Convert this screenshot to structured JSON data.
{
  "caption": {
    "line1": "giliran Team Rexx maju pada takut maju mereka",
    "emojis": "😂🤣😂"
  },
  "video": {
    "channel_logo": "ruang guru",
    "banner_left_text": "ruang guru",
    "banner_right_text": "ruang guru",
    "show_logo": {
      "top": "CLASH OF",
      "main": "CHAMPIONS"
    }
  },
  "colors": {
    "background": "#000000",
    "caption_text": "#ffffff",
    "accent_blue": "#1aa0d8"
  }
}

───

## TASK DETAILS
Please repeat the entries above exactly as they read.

## ANSWER
Convert this screenshot to structured JSON data.
{
  "caption": {
    "line1": "giliran Team Rexx maju pada takut maju mereka",
    "emojis": "😂🤣😂"
  },
  "video": {
    "channel_logo": "ruang guru",
    "banner_left_text": "ruang guru",
    "banner_right_text": "ruang guru",
    "show_logo": {
      "top": "CLASH OF",
      "main": "CHAMPIONS"
    }
  },
  "colors": {
    "background": "#000000",
    "caption_text": "#ffffff",
    "accent_blue": "#1aa0d8"
  }
}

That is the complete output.